Geography and geology
Shaped like the letter "E", Lafonia is joined to the northern part of the island by a 1.5-mile narrow isthmus; were this isthmus to be severed, Lafonia would be the third largest of the Falkland Islands. Falkland Sound runs to the west between Lafonia and West Falkland. Choiseul Sound divides Lafonia from the northern part of East Falkland.
The geology of north west Lafonia is Permian, and similar to that of parts of Ecca Pass in South Africa. The plain of Lafonia is constituted by arenaceous sediments of the Lafonia Group. Depressions in the sediments formed where they were cut vertically by basalt dikes.
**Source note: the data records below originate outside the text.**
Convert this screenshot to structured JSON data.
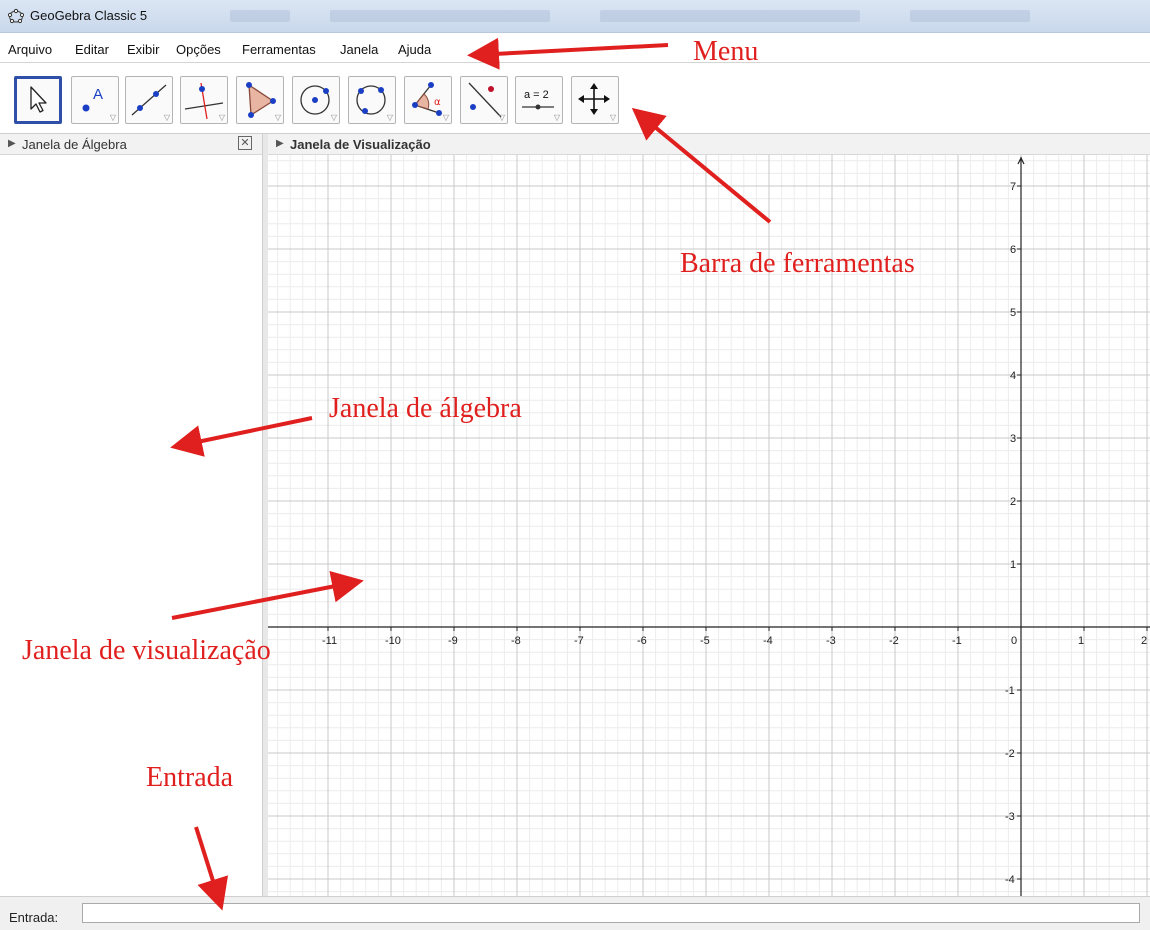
{
  "window": {
    "title": "GeoGebra Classic 5"
  },
  "menu": [
    "Arquivo",
    "Editar",
    "Exibir",
    "Opções",
    "Ferramentas",
    "Janela",
    "Ajuda"
  ],
  "toolbar": {
    "tools": [
      {
        "name": "move-tool",
        "icon": "arrow-cursor-icon"
      },
      {
        "name": "point-tool",
        "icon": "point-icon",
        "glyph": "A"
      },
      {
        "name": "line-tool",
        "icon": "line-through-points-icon"
      },
      {
        "name": "perpendicular-line-tool",
        "icon": "perpendicular-line-icon"
      },
      {
        "name": "polygon-tool",
        "icon": "polygon-icon"
      },
      {
        "name": "circle-tool",
        "icon": "circle-center-point-icon"
      },
      {
        "name": "circle-three-points-tool",
        "icon": "circle-three-points-icon"
      },
      {
        "name": "angle-tool",
        "icon": "angle-icon",
        "glyph": "α"
      },
      {
        "name": "reflect-tool",
        "icon": "reflect-about-line-icon"
      },
      {
        "name": "slider-tool",
        "icon": "slider-icon",
        "glyph": "a = 2"
      },
      {
        "name": "move-graphics-view-tool",
        "icon": "move-cross-icon"
      }
    ]
  },
  "algebra": {
    "title": "Janela de Álgebra"
  },
  "graphics": {
    "title": "Janela de Visualização",
    "x_ticks": [
      "-11",
      "-10",
      "-9",
      "-8",
      "-7",
      "-6",
      "-5",
      "-4",
      "-3",
      "-2",
      "-1",
      "0",
      "1",
      "2"
    ],
    "y_ticks": [
      "7",
      "6",
      "5",
      "4",
      "3",
      "2",
      "1",
      "-1",
      "-2",
      "-3",
      "-4"
    ]
  },
  "input": {
    "label": "Entrada:",
    "value": ""
  },
  "annotations": {
    "menu": "Menu",
    "toolbar": "Barra de ferramentas",
    "algebra": "Janela de álgebra",
    "graphics": "Janela de visualização",
    "input": "Entrada"
  },
  "colors": {
    "annotation": "#e0201e",
    "active_tool": "#2f4fa8",
    "point": "#1a3fc4"
  }
}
In the 21st century, Lafonia has seen gold prospecting by Falkland Gold and Minerals Ltd.
History and Population
The land is gentle and low-lying, but almost uninhabited, falling into the "camp" category. Most of its settlement occurred in the mid-19th century.
The peninsula is named after Mr Samuel Fisher Lafone, a wealthy Liverpudlian cattle and hide merchant trading on the River Plate. In 1845, Lafone obtained from the government a grant of the southern portion of the East Falkland, a peninsula 600,000 acres in extent, and possession of all the wild cattle on the island for a period of six years, for a payment of £10,000 down, and £20,000 in ten years from January 1, 1852. In 1851, Mr Lafone's interest in Lafonia, as the peninsula came to be called, was purchased for £30,000 by the Falkland Islands Company, which had been incorporated by charter in the same year.
Lafonia has been used for sheep farming since the early nineteenth century and is run from Darwin (founded 1859) and Goose Green, both of which are located on the narrow isthmus that separates Lafonia from the rest of East Falkland. North Arm Settlement is the only substantial settlement in Lafonia (not counting offshore islands), along with Walker Creek.
Attractions include the Bodie Suspension Bridge, built in 1925 and said to be the southernmost in the world. There is also a shop here. Listed buildings in Lafonia include The Galpon and Stone Corral in Darwin, The Stone Cottage and Goose Green Hall (owned by Falklands Landholdings) in Goose Green and Paragon House. 
The first battles on land during the Falklands War took place on Lafonia; famously the Battle of Goose Green, where over a thousand Argentine personnel were stationed and in the course of the British advance the Argentines imprisoned around a hundred locals in the community hall. The area now has an Argentine military cemetery. Parts of Lafonia, especially near Darwin and Goose Green, are still heavily mined.
Other settlements include Port King, Egg Harbour and the abandoned Hope Place.
Charles Darwin surveyed the area's wildlife during his now-famous voyage on HMS Beagle.
Lafonia's wildlife includes the Chiloe Wigeon, Silver Teal and Yellow-billed Pintail. Introduced brown trout are found in at least one stream  flowing into Choiseul Sound. There is also a population of Zebra trout.